Goal of the exercise
Keep the wording of each record exactly the same when you repeat it, and leave out pictures.

━━━━━━━━━━

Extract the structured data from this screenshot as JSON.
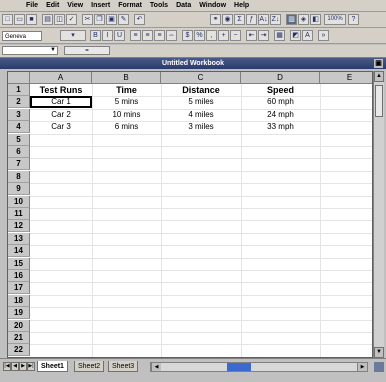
{
  "menu": {
    "items": [
      "File",
      "Edit",
      "View",
      "Insert",
      "Format",
      "Tools",
      "Data",
      "Window",
      "Help"
    ]
  },
  "toolbar": {
    "font_name": "Geneva",
    "zoom": "100%"
  },
  "formula_bar": {
    "name_box": "",
    "fx_label": "="
  },
  "workbook": {
    "title": "Untitled Workbook"
  },
  "sheet": {
    "columns": [
      "A",
      "B",
      "C",
      "D",
      "E"
    ],
    "rows": [
      "1",
      "2",
      "3",
      "4",
      "5",
      "6",
      "7",
      "8",
      "9",
      "10",
      "11",
      "12",
      "13",
      "14",
      "15",
      "16",
      "17",
      "18",
      "19",
      "20",
      "21",
      "22"
    ],
    "headers": [
      "Test Runs",
      "Time",
      "Distance",
      "Speed"
    ],
    "data": [
      [
        "Car 1",
        "5 mins",
        "5 miles",
        "60 mph"
      ],
      [
        "Car 2",
        "10 mins",
        "4 miles",
        "24 mph"
      ],
      [
        "Car 3",
        "6 mins",
        "3 miles",
        "33 mph"
      ]
    ]
  },
  "tabs": {
    "items": [
      "Sheet1",
      "Sheet2",
      "Sheet3"
    ],
    "selected": 0
  },
  "colors": {
    "title_bar": "#2a3a6a",
    "scroll_thumb": "#3a6ad0"
  }
}
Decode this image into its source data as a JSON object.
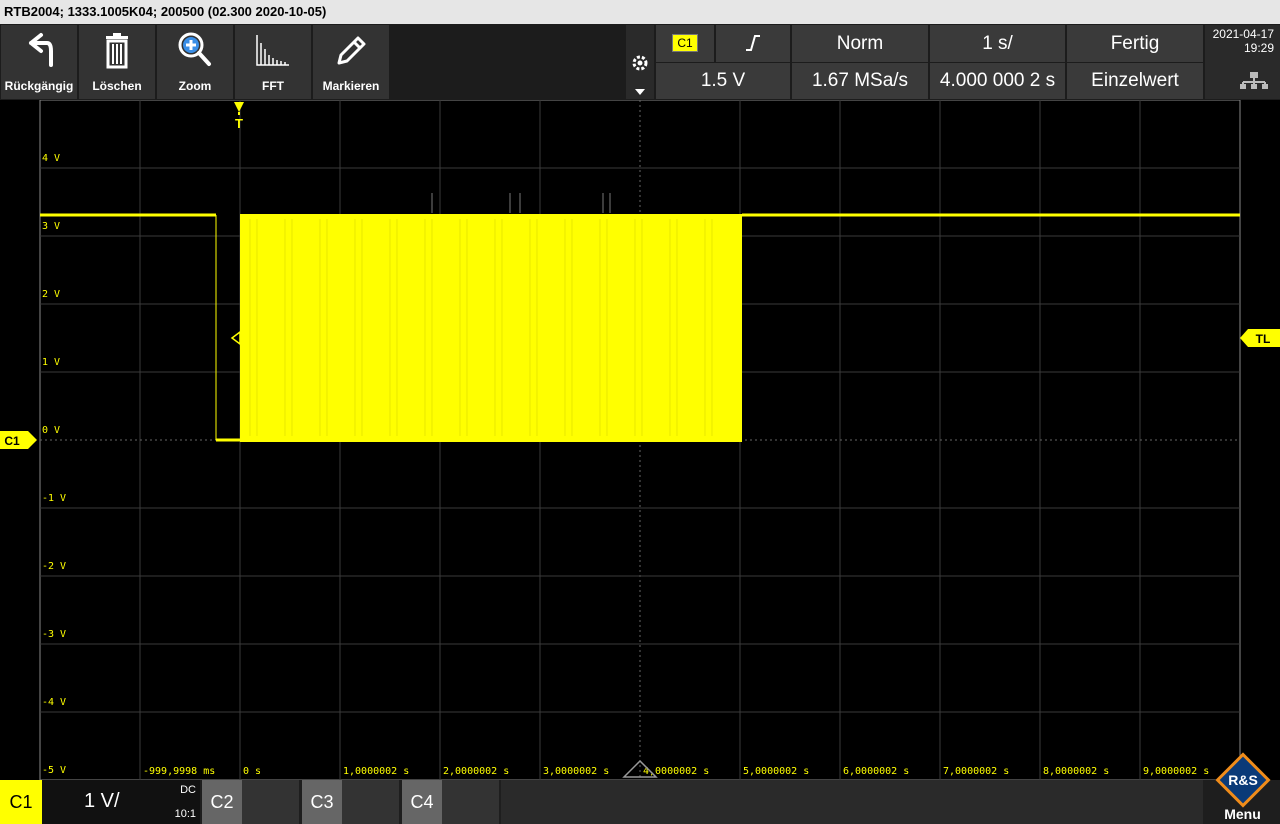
{
  "titlebar": {
    "text": "RTB2004; 1333.1005K04; 200500 (02.300 2020-10-05)"
  },
  "toolbar": {
    "buttons": [
      {
        "label": "Rückgängig",
        "icon": "undo-icon"
      },
      {
        "label": "Löschen",
        "icon": "trash-icon"
      },
      {
        "label": "Zoom",
        "icon": "zoom-in-icon"
      },
      {
        "label": "FFT",
        "icon": "fft-icon"
      },
      {
        "label": "Markieren",
        "icon": "pencil-icon"
      }
    ],
    "gear_icon": "gear-icon",
    "dropdown_icon": "caret-down-icon"
  },
  "trigger_panel": {
    "source": "C1",
    "slope_icon": "rising-edge-icon",
    "mode": "Norm",
    "timebase": "1 s/",
    "status": "Fertig",
    "level": "1.5 V",
    "sample_rate": "1.67 MSa/s",
    "record_length": "4.000 000 2 s",
    "acquisition": "Einzelwert"
  },
  "datetime": {
    "date": "2021-04-17",
    "time": "19:29"
  },
  "network_icon": "network-icon",
  "plot": {
    "trigger_marker": "T",
    "trigger_level_marker": "TL",
    "channel_marker": "C1",
    "y_labels": [
      "4 V",
      "3 V",
      "2 V",
      "1 V",
      "0 V",
      "-1 V",
      "-2 V",
      "-3 V",
      "-4 V",
      "-5 V"
    ],
    "x_labels": [
      "-999,9998 ms",
      "0 s",
      "1,0000002 s",
      "2,0000002 s",
      "3,0000002 s",
      "4,0000002 s",
      "5,0000002 s",
      "6,0000002 s",
      "7,0000002 s",
      "8,0000002 s",
      "9,0000002 s"
    ],
    "trace_color": "#ffff00",
    "grid_color": "#3a3a3a"
  },
  "bottom": {
    "ch1_label": "C1",
    "ch1_scale": "1 V/",
    "ch1_coupling": "DC",
    "ch1_probe": "10:1",
    "ch2_label": "C2",
    "ch3_label": "C3",
    "ch4_label": "C4",
    "menu_label": "Menu",
    "logo_text": "R&S"
  }
}
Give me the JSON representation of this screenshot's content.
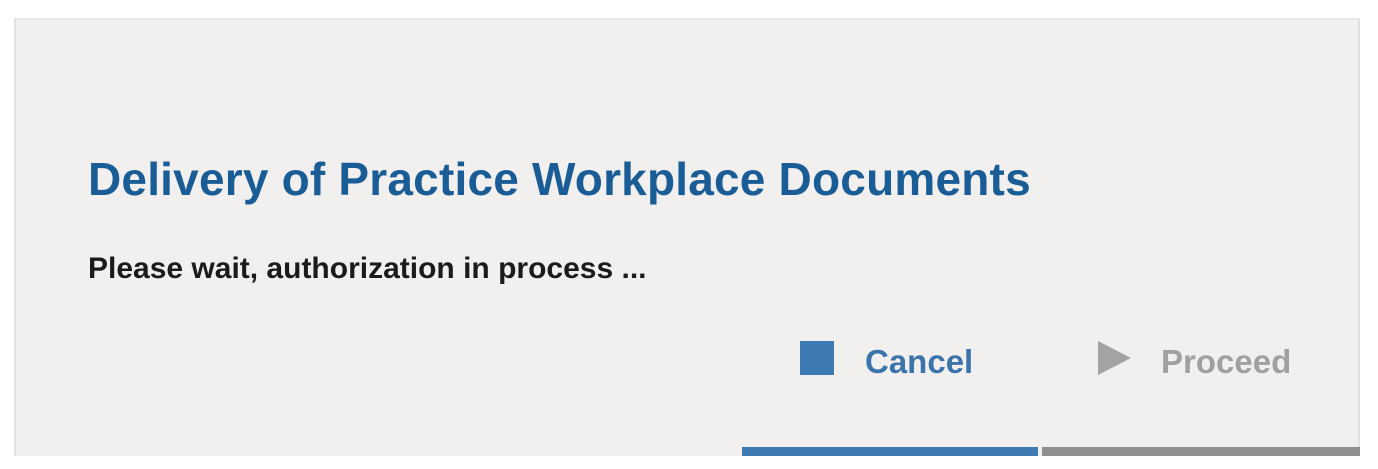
{
  "dialog": {
    "title": "Delivery of Practice Workplace Documents",
    "status": "Please wait, authorization in process ..."
  },
  "actions": {
    "cancel": {
      "label": "Cancel",
      "icon": "stop-icon",
      "accent_color": "#3D7AB3"
    },
    "proceed": {
      "label": "Proceed",
      "icon": "play-icon",
      "accent_color": "#A3A3A3"
    }
  },
  "colors": {
    "title": "#1A5D96",
    "panel_background": "#F2F0EF",
    "cancel_bar": "#3F7AB2",
    "proceed_bar": "#8F8F8F"
  }
}
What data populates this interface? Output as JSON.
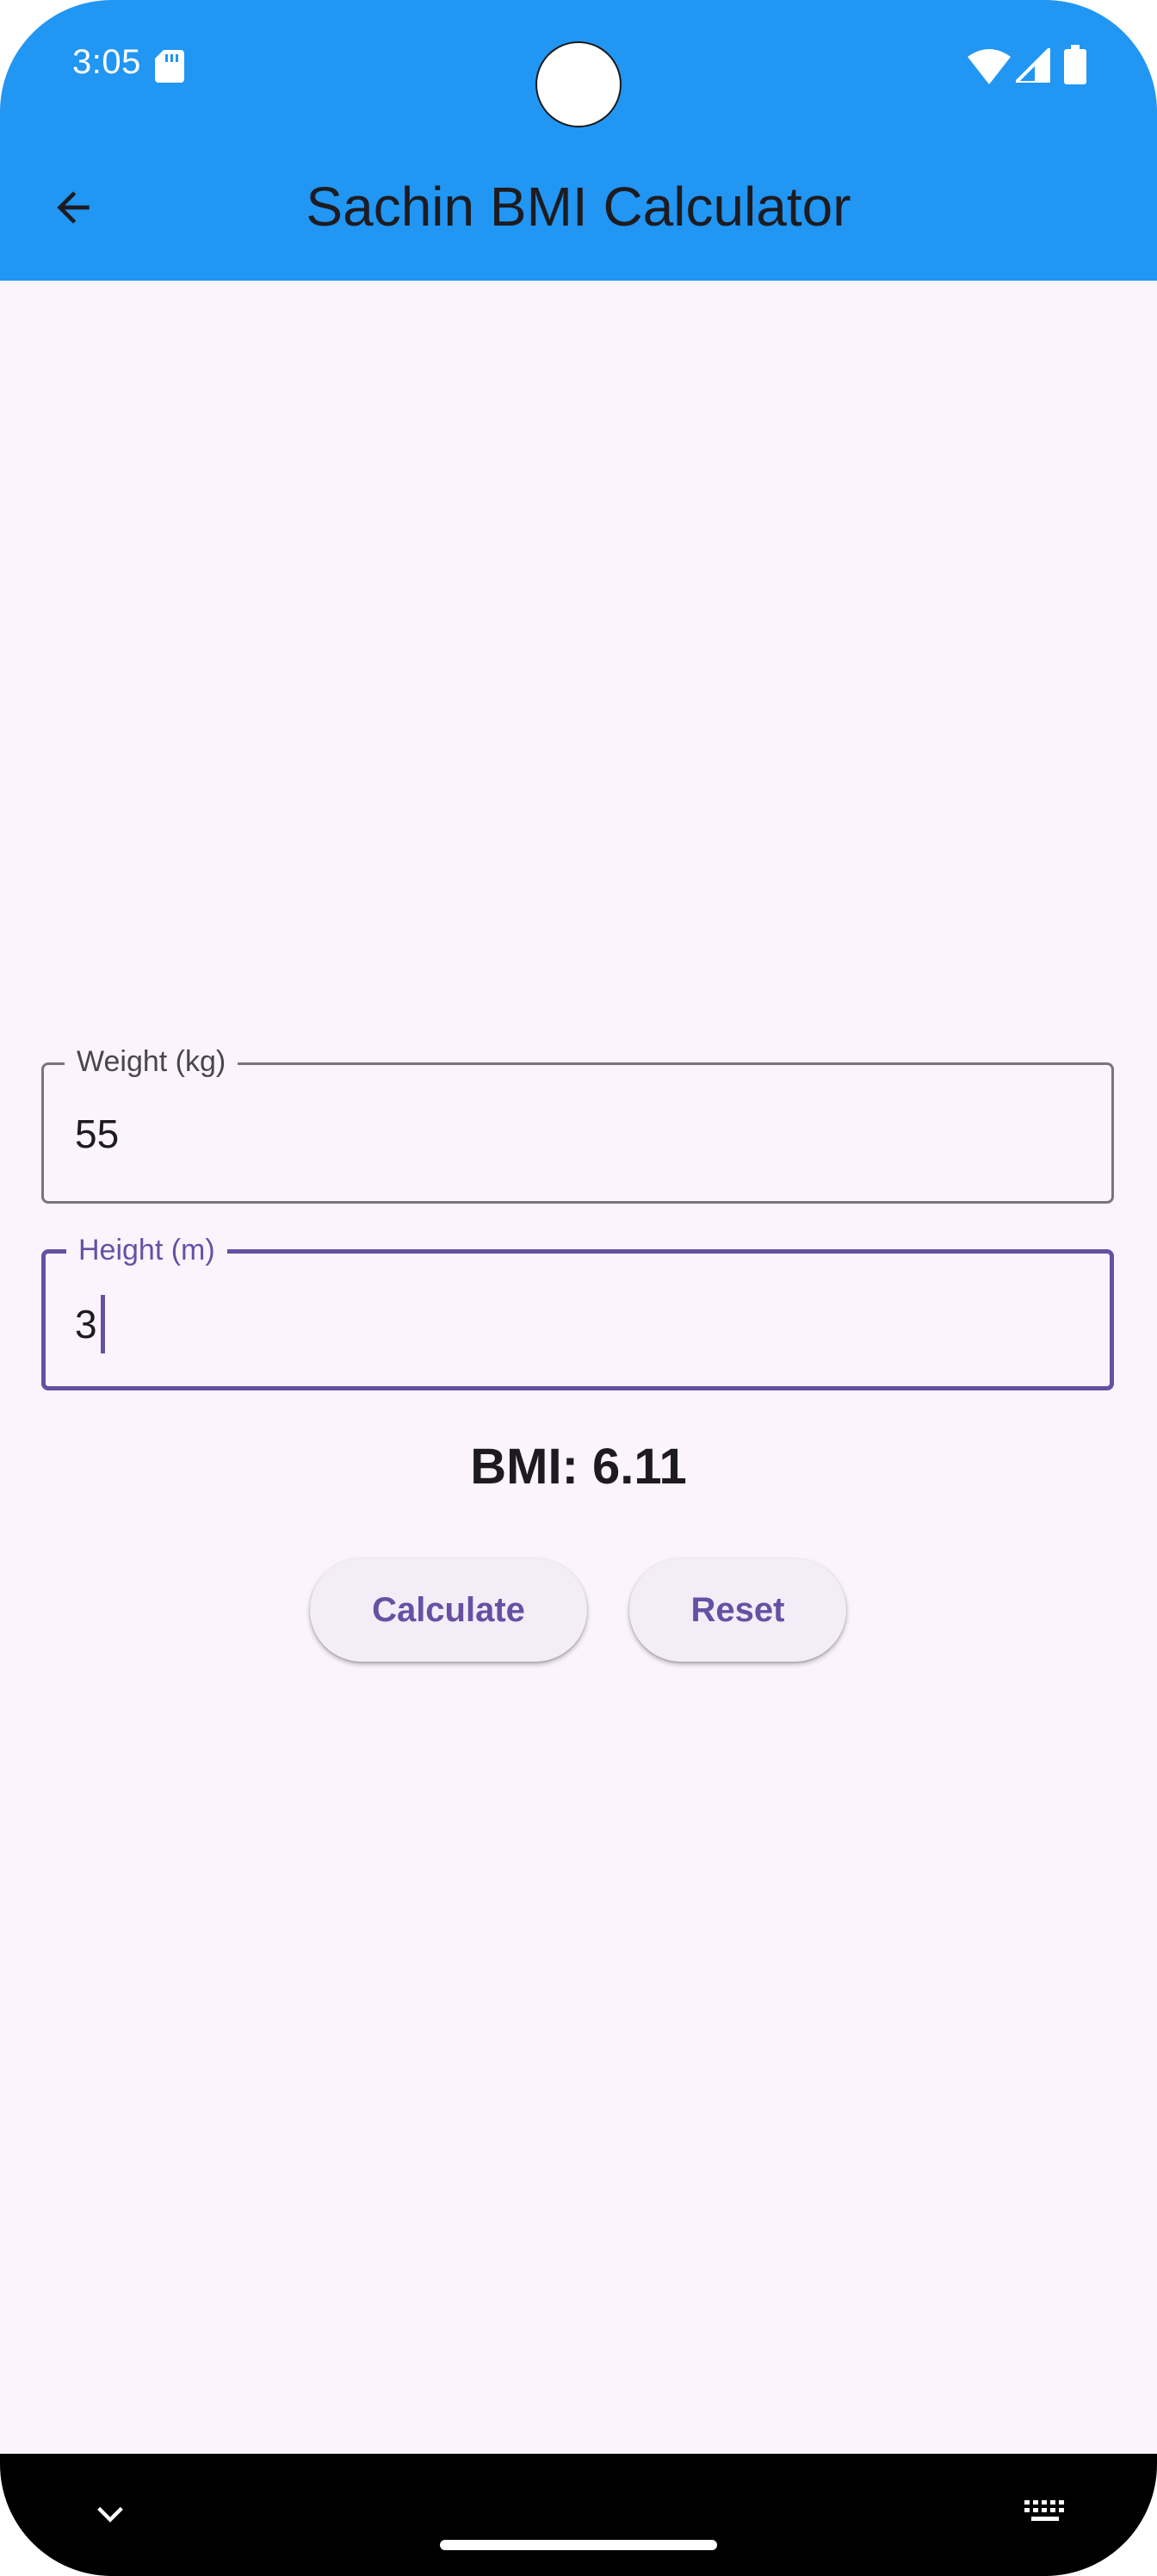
{
  "status_bar": {
    "time": "3:05",
    "icons": [
      "sd-card-icon",
      "wifi-icon",
      "cellular-signal-icon",
      "battery-icon"
    ]
  },
  "app_bar": {
    "title": "Sachin BMI Calculator",
    "back_icon": "arrow-back-icon",
    "background": "#2196f3"
  },
  "form": {
    "weight": {
      "label": "Weight (kg)",
      "value": "55"
    },
    "height": {
      "label": "Height (m)",
      "value": "3",
      "focused": true
    }
  },
  "result": {
    "text": "BMI: 6.11"
  },
  "buttons": {
    "calculate": "Calculate",
    "reset": "Reset"
  },
  "nav_bar": {
    "icons": [
      "chevron-down-icon",
      "keyboard-icon"
    ]
  },
  "colors": {
    "accent": "#6750a4",
    "background": "#fcf4fd",
    "button_bg": "#f3edf7"
  }
}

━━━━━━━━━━

Reply
Extract the structured data from this screenshot as JSON.
{
  "menu": {
    "items": [
      "File",
      "Edit",
      "View",
      "Insert",
      "Format",
      "Tools",
      "Data",
      "Window",
      "Help"
    ]
  },
  "toolbar": {
    "font_name": "Geneva",
    "zoom": "100%"
  },
  "formula_bar": {
    "name_box": "",
    "fx_label": "="
  },
  "workbook": {
    "title": "Untitled Workbook"
  },
  "sheet": {
    "columns": [
      "A",
      "B",
      "C",
      "D",
      "E"
    ],
    "rows": [
      "1",
      "2",
      "3",
      "4",
      "5",
      "6",
      "7",
      "8",
      "9",
      "10",
      "11",
      "12",
      "13",
      "14",
      "15",
      "16",
      "17",
      "18",
      "19",
      "20",
      "21",
      "22"
    ],
    "headers": [
      "Test Runs",
      "Time",
      "Distance",
      "Speed"
    ],
    "data": [
      [
        "Car 1",
        "5 mins",
        "5 miles",
        "60 mph"
      ],
      [
        "Car 2",
        "10 mins",
        "4 miles",
        "24 mph"
      ],
      [
        "Car 3",
        "6 mins",
        "3 miles",
        "33 mph"
      ]
    ]
  },
  "tabs": {
    "items": [
      "Sheet1",
      "Sheet2",
      "Sheet3"
    ],
    "selected": 0
  },
  "colors": {
    "title_bar": "#2a3a6a",
    "scroll_thumb": "#3a6ad0"
  }
}
Decode this image into its source data as a JSON object.
{
  "titlebar": {
    "text": "RTB2004; 1333.1005K04; 200500 (02.300 2020-10-05)"
  },
  "toolbar": {
    "buttons": [
      {
        "label": "Rückgängig",
        "icon": "undo-icon"
      },
      {
        "label": "Löschen",
        "icon": "trash-icon"
      },
      {
        "label": "Zoom",
        "icon": "zoom-in-icon"
      },
      {
        "label": "FFT",
        "icon": "fft-icon"
      },
      {
        "label": "Markieren",
        "icon": "pencil-icon"
      }
    ],
    "gear_icon": "gear-icon",
    "dropdown_icon": "caret-down-icon"
  },
  "trigger_panel": {
    "source": "C1",
    "slope_icon": "rising-edge-icon",
    "mode": "Norm",
    "timebase": "1 s/",
    "status": "Fertig",
    "level": "1.5 V",
    "sample_rate": "1.67 MSa/s",
    "record_length": "4.000 000 2 s",
    "acquisition": "Einzelwert"
  },
  "datetime": {
    "date": "2021-04-17",
    "time": "19:29"
  },
  "network_icon": "network-icon",
  "plot": {
    "trigger_marker": "T",
    "trigger_level_marker": "TL",
    "channel_marker": "C1",
    "y_labels": [
      "4 V",
      "3 V",
      "2 V",
      "1 V",
      "0 V",
      "-1 V",
      "-2 V",
      "-3 V",
      "-4 V",
      "-5 V"
    ],
    "x_labels": [
      "-999,9998 ms",
      "0 s",
      "1,0000002 s",
      "2,0000002 s",
      "3,0000002 s",
      "4,0000002 s",
      "5,0000002 s",
      "6,0000002 s",
      "7,0000002 s",
      "8,0000002 s",
      "9,0000002 s"
    ],
    "trace_color": "#ffff00",
    "grid_color": "#3a3a3a"
  },
  "bottom": {
    "ch1_label": "C1",
    "ch1_scale": "1 V/",
    "ch1_coupling": "DC",
    "ch1_probe": "10:1",
    "ch2_label": "C2",
    "ch3_label": "C3",
    "ch4_label": "C4",
    "menu_label": "Menu",
    "logo_text": "R&S"
  }
}
Give me the JSON representation of this screenshot's content.
{
  "dialog": {
    "title": "Delivery of Practice Workplace Documents",
    "status": "Please wait, authorization in process ..."
  },
  "actions": {
    "cancel": {
      "label": "Cancel",
      "icon": "stop-icon",
      "accent_color": "#3D7AB3"
    },
    "proceed": {
      "label": "Proceed",
      "icon": "play-icon",
      "accent_color": "#A3A3A3"
    }
  },
  "colors": {
    "title": "#1A5D96",
    "panel_background": "#F2F0EF",
    "cancel_bar": "#3F7AB2",
    "proceed_bar": "#8F8F8F"
  }
}
What data populates this interface? Output as JSON.
{
  "status_bar": {
    "time": "3:05",
    "icons": [
      "sd-card-icon",
      "wifi-icon",
      "cellular-signal-icon",
      "battery-icon"
    ]
  },
  "app_bar": {
    "title": "Sachin BMI Calculator",
    "back_icon": "arrow-back-icon",
    "background": "#2196f3"
  },
  "form": {
    "weight": {
      "label": "Weight (kg)",
      "value": "55"
    },
    "height": {
      "label": "Height (m)",
      "value": "3",
      "focused": true
    }
  },
  "result": {
    "text": "BMI: 6.11"
  },
  "buttons": {
    "calculate": "Calculate",
    "reset": "Reset"
  },
  "nav_bar": {
    "icons": [
      "chevron-down-icon",
      "keyboard-icon"
    ]
  },
  "colors": {
    "accent": "#6750a4",
    "background": "#fcf4fd",
    "button_bg": "#f3edf7"
  }
}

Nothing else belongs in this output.